Queensland Health will test all 500 workers and 127 inmates from the Brisbane Youth Detention Centre.
Mr Miles said contact tracers had been working through the night to get on top of the cluster linked to the Wacol detention centre.
Ms Palaszczuk said the Queensland Disaster Management Committee would meet later today to respond to the latest cluster.
She called on people living in the Brisbane and West Moreton regions to avoid large gatherings this weekend.
The three new cases unrelated to the youth detention centre include two crew members from a cargo ship off the coast of Mackay.
The third is a member from the cargo ship off the coast of Townsville where two men tested positive last week.
There are now 15 active cases in Queensland.
The new cases add to a worrying situation developing in Ipswich, with the Wacol detention centre supervisor's positive result recorded late on Wednesday.
Earlier yesterday, health officials said they would not release a list of locations where the infected woman travelled through the community, because it was not needed.
Public health alerts are only released when health officials are unable to track down contacts at the locations where a case visited.
Dr Young said further tests were being conducted on staff and residents at the centre over the weekend, as authorities looked at genomic sequencing to try to work out how the woman contracted the virus.
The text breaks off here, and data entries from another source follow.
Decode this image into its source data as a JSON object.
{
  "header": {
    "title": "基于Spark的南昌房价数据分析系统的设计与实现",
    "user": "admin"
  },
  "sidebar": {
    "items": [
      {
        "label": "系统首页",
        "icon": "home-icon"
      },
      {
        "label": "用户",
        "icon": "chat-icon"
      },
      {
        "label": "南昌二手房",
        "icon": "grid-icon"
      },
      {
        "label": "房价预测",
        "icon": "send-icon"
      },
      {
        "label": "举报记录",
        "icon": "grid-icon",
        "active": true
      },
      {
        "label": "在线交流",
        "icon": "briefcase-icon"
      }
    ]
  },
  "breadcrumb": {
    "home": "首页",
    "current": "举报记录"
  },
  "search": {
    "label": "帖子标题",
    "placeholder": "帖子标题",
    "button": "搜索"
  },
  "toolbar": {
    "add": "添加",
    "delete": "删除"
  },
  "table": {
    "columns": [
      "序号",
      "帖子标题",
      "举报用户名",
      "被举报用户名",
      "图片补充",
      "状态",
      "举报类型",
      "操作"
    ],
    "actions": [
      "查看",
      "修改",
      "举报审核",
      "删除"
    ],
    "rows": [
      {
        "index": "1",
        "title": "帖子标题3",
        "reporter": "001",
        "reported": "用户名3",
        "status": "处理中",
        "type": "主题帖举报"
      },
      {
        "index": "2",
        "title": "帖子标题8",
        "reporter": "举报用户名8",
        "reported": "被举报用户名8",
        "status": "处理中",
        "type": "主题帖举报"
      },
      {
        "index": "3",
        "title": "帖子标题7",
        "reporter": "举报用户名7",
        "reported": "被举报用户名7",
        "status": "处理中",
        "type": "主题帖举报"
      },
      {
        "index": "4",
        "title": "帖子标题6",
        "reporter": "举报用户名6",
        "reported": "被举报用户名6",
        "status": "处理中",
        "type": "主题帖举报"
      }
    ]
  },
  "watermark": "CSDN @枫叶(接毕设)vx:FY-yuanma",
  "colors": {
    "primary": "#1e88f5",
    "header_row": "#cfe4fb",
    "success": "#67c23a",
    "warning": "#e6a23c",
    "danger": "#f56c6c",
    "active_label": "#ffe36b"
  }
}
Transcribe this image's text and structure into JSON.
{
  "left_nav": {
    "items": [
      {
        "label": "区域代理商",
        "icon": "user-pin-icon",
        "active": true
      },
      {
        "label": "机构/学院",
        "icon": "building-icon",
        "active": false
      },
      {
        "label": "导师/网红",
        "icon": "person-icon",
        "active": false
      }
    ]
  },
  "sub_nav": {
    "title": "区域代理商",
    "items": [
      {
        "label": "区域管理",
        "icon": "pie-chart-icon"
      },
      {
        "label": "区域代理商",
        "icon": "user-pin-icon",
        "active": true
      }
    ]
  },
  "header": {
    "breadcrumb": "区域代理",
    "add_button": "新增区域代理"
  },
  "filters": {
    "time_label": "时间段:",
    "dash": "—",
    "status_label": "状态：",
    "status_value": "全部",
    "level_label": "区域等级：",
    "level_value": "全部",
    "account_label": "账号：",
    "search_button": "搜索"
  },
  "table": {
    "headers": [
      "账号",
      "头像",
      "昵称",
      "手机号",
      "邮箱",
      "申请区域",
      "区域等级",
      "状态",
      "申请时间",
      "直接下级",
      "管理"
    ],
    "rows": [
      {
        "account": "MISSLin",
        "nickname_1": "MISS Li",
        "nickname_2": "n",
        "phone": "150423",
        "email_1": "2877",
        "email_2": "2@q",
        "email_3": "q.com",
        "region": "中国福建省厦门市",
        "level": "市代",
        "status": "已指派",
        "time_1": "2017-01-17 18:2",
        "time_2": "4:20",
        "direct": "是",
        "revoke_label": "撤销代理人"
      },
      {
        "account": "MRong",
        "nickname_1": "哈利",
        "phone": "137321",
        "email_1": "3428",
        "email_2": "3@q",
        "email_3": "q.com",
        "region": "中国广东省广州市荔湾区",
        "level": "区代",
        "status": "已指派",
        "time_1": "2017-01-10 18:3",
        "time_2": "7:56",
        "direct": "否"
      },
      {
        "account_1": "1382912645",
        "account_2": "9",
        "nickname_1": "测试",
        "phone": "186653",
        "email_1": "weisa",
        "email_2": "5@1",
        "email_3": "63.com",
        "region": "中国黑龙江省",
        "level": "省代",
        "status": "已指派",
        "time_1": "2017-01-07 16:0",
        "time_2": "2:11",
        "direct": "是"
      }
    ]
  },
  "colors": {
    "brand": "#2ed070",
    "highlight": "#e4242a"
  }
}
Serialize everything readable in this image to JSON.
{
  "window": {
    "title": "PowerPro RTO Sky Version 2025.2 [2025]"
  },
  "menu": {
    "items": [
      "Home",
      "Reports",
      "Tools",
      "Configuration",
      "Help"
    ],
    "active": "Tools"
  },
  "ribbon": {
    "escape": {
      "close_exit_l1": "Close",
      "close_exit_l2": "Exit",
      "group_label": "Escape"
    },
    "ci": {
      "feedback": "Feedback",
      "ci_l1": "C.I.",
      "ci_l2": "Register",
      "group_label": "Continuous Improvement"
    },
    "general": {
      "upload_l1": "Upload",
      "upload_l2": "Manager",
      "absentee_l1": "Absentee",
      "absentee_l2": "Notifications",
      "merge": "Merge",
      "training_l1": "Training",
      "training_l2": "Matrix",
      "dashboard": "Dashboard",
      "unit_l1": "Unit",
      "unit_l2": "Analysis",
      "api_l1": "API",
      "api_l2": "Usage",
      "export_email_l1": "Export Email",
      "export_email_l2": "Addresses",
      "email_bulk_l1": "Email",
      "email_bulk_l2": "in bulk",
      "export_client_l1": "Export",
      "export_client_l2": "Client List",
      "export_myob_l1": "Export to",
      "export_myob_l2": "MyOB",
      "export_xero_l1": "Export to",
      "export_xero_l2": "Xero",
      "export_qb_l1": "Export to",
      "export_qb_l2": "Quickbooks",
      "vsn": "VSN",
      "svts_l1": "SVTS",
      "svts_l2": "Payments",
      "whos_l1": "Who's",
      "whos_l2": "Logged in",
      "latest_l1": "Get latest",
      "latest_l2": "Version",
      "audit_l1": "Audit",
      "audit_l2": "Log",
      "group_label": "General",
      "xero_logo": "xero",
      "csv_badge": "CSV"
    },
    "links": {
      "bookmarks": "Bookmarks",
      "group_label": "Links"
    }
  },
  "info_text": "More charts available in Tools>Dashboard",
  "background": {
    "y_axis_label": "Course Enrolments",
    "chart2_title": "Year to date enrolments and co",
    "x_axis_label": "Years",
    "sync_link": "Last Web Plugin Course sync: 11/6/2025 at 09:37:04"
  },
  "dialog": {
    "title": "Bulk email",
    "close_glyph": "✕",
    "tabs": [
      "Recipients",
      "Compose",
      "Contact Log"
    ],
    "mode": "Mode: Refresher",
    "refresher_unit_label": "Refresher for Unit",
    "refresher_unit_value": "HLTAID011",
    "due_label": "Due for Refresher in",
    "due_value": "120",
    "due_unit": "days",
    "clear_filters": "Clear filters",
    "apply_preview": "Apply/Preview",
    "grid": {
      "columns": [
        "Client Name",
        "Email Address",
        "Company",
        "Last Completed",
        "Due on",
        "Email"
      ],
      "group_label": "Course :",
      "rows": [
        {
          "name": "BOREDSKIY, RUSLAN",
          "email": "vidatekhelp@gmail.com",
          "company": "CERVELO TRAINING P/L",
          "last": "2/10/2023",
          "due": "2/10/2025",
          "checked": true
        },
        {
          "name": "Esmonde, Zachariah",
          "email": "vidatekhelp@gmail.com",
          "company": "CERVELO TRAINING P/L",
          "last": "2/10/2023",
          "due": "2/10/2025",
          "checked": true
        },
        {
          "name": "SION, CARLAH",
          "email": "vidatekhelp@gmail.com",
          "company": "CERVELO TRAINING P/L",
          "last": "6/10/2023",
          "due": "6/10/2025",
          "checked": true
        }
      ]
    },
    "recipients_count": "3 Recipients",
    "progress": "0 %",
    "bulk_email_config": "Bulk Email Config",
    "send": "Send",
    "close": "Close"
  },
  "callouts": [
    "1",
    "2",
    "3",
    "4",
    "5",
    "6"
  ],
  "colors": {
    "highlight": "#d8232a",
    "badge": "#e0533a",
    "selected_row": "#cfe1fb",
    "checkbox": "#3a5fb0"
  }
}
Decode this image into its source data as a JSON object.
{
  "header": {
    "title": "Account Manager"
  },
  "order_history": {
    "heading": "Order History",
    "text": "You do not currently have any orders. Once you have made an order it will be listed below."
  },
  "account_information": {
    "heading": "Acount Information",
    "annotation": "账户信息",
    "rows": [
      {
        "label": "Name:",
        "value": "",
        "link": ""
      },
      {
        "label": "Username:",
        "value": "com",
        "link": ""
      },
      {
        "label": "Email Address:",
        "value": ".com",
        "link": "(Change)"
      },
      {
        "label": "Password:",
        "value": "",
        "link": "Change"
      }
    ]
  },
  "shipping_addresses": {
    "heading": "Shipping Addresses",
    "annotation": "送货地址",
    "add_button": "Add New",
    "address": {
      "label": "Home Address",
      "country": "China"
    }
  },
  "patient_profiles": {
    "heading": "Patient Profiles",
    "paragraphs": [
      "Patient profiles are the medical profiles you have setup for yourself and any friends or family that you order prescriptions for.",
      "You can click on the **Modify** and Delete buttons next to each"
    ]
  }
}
Dr Young also confirmed on Friday there was a new probable historic case from a person who no longer has the virus, after they took a serology test.
"It's of no concern and we can actually link it back to a known outbreak that occurred earlier on in the pandemic," she said.
It came as St Andrew's Ipswich Private Hospital closed its doors to visitors as a precautionary measure following the infection of the supervisor from Bundamba.
Maternity patients could only have one support person for the birth of their child, and the visitor would not be allowed to re-enter the facility once they leave.
"This is a developing situation and these visitor restrictions will remain in place until further notice," the hospital said in a statement.
Despite the new protocols, the hospital said it did not have any positive COVID-19 tests.
"This is precautionary and not a time for panic," the statement read.
A Facebook post said the visitor restrictions had been made under the direction and guidance of Queensland's Chief Health Officer Jeannette Young.
An extra walk-in COVID testing clinic has been established in Bundamba by West Moreton Health for the weekend at the Salvation Army Church Hall.
The detention centre supervisor, who is in a stable condition in the Ipswich Hospital with COVID-19, reported mild symptoms on August 10 and worked five shifts while infectious.
Testing of 127 youth and more than 500 staff at the Wacol centre began on Thursday.
NEW COVID CASES IN QUEENSLAND
• A Marsden man who works at the Brisbane Youth Detention Centre, became ill about August 10.
• A Carindale man who works at the detention centre and for QBuild. He has been doing work for QBuild at Springwood State High School.
• The Carindale man's wife.
• A North Ipswich man who works at the detention centre and also at a disability accommodation service.
• A relative of that North Ipswich man, who has been at Ipswich Hospital.
• A Forest Lake woman who works at the detention centre.
• Two crew members from a cargo ship off the coast of Mackay.
• A crew member from the cargo ship off the coast of Townsville where two men tested positive last week.